What you will do -> Count the lines below that include the word "controller", then give that number and no other words.

Segment Start: Provided data

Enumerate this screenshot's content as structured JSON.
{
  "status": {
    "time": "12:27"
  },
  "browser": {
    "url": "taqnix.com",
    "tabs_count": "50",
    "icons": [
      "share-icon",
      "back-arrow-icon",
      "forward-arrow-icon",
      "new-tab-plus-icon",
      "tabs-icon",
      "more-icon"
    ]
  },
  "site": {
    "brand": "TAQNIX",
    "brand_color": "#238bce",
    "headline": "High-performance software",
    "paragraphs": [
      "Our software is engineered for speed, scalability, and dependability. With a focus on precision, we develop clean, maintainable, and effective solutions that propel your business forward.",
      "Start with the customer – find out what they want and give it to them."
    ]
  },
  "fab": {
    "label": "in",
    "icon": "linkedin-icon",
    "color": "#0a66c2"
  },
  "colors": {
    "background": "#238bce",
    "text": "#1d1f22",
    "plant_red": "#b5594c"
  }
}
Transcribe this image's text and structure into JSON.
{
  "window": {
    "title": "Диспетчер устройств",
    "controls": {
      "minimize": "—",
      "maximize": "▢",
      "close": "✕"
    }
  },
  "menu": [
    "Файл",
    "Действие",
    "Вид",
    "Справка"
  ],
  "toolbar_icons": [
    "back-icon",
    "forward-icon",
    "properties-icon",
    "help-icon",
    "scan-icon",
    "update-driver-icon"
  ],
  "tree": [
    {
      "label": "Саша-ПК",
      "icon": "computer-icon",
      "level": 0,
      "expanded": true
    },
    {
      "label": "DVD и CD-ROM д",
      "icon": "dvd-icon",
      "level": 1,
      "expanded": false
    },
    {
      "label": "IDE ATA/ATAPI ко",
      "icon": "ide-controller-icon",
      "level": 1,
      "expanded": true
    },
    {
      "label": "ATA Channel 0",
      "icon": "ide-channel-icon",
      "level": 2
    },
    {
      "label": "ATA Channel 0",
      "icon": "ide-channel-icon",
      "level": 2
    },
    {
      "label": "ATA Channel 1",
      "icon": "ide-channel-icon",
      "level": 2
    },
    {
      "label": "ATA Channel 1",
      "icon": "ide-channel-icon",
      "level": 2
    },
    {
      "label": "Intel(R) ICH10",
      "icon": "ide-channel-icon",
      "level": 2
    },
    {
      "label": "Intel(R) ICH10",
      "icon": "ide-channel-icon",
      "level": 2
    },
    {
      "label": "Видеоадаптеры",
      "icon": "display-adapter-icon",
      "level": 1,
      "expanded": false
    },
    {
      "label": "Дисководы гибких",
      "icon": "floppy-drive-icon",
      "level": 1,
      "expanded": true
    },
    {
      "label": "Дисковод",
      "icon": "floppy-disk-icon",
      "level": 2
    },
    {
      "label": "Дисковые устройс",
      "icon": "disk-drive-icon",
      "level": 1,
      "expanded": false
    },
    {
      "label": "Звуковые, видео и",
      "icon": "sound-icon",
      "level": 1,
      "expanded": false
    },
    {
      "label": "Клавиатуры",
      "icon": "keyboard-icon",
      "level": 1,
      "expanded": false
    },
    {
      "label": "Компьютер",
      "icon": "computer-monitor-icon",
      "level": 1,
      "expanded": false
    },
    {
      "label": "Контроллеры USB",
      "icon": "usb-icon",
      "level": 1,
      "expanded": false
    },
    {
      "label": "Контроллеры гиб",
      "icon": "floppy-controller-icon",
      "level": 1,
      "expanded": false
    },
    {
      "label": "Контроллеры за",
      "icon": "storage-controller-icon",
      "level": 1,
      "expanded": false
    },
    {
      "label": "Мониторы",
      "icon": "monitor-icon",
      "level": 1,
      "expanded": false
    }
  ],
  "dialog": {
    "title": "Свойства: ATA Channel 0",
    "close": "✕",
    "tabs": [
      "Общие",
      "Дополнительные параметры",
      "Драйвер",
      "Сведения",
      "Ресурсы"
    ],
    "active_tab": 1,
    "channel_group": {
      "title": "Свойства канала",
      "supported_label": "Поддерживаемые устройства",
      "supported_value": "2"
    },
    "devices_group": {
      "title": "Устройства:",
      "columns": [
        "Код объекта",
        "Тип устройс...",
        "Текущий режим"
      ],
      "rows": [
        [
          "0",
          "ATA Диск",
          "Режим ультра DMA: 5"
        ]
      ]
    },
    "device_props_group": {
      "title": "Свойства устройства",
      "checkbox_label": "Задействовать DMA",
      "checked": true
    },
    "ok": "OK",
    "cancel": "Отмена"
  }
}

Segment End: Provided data

Task result -> 3